It was a nice October weather weekend. Saturday morning Ken Knowles, John Wells and I started at Cape Race. Lots of seabird feeding action off the Cape including 1000+ Great and Sooty Shearwaters, a few hundred Razorbills, lots of kittiwakes and gannets, 3 adult Pomarine Jaegers but no migrant/vagrant passerines in the grass. With low hopes of finding passerine vagrants we skipped most of patches of tuckamore we might otherwise check along the road when there is hope of finding something. One place we never pass by is the Hooded Warbler Tuck. It is the best patch of 'woods' on the entire Cape Race road. We had just two birds here, an Orange-crowned Warbler and a WHITE-EYED VIREO. The vireo was kind of thrill we hope for on the Cape Race road. The looks were brief but good as this skulker stayed in the thick stuff.
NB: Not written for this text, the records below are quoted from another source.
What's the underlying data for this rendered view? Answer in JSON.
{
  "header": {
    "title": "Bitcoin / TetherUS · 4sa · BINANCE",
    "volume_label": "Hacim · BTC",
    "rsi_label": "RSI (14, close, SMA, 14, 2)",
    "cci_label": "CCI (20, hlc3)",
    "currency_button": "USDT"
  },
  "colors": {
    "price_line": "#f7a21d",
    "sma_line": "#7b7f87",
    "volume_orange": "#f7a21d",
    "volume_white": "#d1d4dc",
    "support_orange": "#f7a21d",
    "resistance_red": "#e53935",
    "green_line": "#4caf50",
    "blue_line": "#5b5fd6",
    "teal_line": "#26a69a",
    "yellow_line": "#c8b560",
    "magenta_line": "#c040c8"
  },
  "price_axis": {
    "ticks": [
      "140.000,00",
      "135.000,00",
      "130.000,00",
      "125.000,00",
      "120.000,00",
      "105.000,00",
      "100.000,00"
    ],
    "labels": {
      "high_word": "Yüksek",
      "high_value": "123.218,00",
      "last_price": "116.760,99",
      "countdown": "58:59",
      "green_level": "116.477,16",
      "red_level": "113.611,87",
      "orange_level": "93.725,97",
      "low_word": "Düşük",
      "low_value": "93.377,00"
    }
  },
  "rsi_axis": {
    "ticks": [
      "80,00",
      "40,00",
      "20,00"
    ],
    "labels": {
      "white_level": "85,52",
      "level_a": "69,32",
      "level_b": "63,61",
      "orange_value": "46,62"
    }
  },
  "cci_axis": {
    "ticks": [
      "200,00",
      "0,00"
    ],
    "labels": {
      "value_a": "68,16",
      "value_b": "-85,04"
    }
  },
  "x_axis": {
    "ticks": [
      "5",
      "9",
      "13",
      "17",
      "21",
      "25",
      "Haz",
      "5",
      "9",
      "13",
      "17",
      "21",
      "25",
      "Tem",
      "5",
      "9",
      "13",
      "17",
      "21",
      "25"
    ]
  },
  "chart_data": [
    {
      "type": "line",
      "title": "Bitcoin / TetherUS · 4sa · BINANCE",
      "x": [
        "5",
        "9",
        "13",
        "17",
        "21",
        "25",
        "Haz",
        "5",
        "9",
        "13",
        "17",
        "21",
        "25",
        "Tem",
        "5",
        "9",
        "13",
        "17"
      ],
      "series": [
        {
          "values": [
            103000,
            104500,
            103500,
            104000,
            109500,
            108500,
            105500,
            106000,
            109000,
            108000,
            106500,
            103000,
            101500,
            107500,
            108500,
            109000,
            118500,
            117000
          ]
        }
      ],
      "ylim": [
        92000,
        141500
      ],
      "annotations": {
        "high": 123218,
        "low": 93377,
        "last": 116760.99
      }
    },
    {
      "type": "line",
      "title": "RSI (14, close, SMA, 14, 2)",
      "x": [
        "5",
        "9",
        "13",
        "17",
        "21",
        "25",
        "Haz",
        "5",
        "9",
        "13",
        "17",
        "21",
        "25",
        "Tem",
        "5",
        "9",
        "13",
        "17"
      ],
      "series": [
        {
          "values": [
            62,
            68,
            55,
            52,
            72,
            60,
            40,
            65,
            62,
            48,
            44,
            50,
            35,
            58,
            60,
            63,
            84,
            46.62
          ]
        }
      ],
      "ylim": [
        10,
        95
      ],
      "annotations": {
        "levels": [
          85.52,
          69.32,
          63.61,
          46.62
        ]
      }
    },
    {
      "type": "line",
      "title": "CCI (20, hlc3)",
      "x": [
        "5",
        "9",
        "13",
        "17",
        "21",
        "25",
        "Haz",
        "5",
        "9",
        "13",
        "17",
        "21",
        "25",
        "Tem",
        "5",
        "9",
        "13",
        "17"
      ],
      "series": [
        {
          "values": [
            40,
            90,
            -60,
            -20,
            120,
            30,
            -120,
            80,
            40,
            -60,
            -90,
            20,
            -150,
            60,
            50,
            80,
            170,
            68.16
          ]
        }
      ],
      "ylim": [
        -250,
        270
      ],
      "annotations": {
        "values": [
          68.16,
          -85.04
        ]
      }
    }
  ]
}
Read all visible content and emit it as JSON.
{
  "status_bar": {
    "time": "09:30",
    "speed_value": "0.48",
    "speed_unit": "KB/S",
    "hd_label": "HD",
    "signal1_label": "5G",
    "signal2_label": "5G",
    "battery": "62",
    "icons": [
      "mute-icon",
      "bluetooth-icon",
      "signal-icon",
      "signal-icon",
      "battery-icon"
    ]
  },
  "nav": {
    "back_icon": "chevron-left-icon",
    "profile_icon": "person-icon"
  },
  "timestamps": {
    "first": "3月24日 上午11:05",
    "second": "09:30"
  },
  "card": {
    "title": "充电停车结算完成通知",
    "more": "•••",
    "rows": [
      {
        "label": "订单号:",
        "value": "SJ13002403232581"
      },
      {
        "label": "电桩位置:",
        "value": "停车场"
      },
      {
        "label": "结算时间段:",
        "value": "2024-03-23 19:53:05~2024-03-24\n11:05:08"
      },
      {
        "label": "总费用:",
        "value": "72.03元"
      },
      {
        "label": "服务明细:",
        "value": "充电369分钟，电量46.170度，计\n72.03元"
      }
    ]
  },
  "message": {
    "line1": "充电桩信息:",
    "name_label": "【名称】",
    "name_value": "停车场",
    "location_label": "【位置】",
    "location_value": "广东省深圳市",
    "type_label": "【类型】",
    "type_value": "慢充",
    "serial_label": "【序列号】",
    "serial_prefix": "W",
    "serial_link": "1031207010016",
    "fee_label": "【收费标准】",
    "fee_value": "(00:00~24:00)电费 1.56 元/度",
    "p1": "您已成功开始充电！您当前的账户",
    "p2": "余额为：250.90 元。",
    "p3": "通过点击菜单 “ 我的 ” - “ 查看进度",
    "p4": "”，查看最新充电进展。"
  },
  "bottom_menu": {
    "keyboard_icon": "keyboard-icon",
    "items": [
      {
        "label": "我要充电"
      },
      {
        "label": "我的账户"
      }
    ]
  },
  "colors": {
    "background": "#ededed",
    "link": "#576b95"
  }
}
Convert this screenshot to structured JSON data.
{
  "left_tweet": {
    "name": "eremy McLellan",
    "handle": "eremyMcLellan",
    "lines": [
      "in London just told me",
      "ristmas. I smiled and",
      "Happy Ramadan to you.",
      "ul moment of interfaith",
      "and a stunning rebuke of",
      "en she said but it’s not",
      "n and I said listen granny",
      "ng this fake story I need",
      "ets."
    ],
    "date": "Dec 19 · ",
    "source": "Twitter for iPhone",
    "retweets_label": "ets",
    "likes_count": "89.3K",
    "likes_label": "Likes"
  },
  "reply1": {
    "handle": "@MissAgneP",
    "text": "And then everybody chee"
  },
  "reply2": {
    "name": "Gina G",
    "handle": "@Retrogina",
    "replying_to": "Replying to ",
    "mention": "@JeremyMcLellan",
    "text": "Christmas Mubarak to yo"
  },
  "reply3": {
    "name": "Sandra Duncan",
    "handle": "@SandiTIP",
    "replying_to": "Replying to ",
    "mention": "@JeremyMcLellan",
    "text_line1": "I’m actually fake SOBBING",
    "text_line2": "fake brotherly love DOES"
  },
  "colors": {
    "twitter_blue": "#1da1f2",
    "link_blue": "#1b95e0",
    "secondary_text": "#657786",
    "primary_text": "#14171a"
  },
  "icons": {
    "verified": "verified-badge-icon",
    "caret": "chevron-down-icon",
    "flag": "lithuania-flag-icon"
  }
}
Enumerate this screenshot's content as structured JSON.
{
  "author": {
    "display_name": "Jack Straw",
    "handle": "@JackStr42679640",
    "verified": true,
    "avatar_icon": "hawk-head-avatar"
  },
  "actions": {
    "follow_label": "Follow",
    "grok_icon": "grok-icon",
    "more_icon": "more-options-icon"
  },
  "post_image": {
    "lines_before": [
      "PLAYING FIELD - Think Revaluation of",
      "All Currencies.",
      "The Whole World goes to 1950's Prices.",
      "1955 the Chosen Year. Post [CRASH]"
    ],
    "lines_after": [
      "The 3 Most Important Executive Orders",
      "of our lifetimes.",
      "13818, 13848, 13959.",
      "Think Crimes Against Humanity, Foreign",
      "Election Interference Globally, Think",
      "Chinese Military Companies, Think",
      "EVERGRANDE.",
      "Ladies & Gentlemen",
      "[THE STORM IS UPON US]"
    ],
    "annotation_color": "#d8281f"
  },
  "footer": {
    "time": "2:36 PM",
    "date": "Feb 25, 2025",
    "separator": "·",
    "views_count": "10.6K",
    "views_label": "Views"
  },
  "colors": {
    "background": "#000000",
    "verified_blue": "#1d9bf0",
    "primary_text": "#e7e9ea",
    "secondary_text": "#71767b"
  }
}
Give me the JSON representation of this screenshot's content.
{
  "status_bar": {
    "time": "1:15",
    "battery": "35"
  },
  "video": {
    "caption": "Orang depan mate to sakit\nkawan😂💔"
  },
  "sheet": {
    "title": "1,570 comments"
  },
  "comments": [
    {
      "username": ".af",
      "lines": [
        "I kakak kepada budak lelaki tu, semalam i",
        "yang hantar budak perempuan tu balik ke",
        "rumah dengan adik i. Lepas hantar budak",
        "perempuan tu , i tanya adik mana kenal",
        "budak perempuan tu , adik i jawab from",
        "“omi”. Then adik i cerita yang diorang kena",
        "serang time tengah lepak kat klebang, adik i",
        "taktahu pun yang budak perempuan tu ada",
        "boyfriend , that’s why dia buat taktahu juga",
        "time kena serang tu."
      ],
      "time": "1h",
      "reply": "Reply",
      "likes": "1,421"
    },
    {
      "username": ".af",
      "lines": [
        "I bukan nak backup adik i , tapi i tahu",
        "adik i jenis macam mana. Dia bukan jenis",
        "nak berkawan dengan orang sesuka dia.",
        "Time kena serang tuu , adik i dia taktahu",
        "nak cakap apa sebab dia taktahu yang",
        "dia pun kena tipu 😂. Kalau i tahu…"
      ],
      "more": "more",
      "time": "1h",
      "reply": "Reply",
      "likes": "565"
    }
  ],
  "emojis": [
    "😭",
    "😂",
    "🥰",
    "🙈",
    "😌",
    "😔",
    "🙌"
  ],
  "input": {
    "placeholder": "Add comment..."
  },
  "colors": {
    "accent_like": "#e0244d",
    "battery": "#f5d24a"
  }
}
White-eyed Vireo was the star of the weekend. It seems to be part of a new, albiet light, influx of new birds to the Avalon. A number of other Orange-crowneds and a couple of Nashvilles and other odds and ends were seen in places that were pretty birdless last weekend. Strong South winds tonight (Sunday) might bring us some more interesting birds.
The White-eyed Vireo in The Hooded Warbler Tuck on Cape Race Road on 26 Oct 2013. It was rarely this much in the open during the 10 minute encounter. Photo opportunities were very brief and in far from ideal poses. This shot was major luck. The next best shot was much worse. White-eyed Vireo is just less than annual in the province. There are a dozen or so records, mostly during October with a few in November and one in December.
Orange-crowned Warbler in The Hooded Warbler Tuck on Cape Race Road on 26 Oct 2013. This is a scarce but routine Oct/November bird on the Avalon Peninsula.
Move over seal! This Hudsonian Godwit with a threatening long bill and four Black-bellied Plovers had no effect on this resting seal at Renews on 26 Oct 2013. They landed on the adjacent rock.
This unusually tame mink at the Cape Race lighthouse turned up its nose at Ken's offering of chicken from his sandwich.
A sad looking, out of habitat, Great Blue Heron by the dry dock in St. John's harbour on 27 Oct 2013 was a low excitment vagrant but fits in with the sense that there has been a small influx of new birds to the Avalon because of recent SW winds.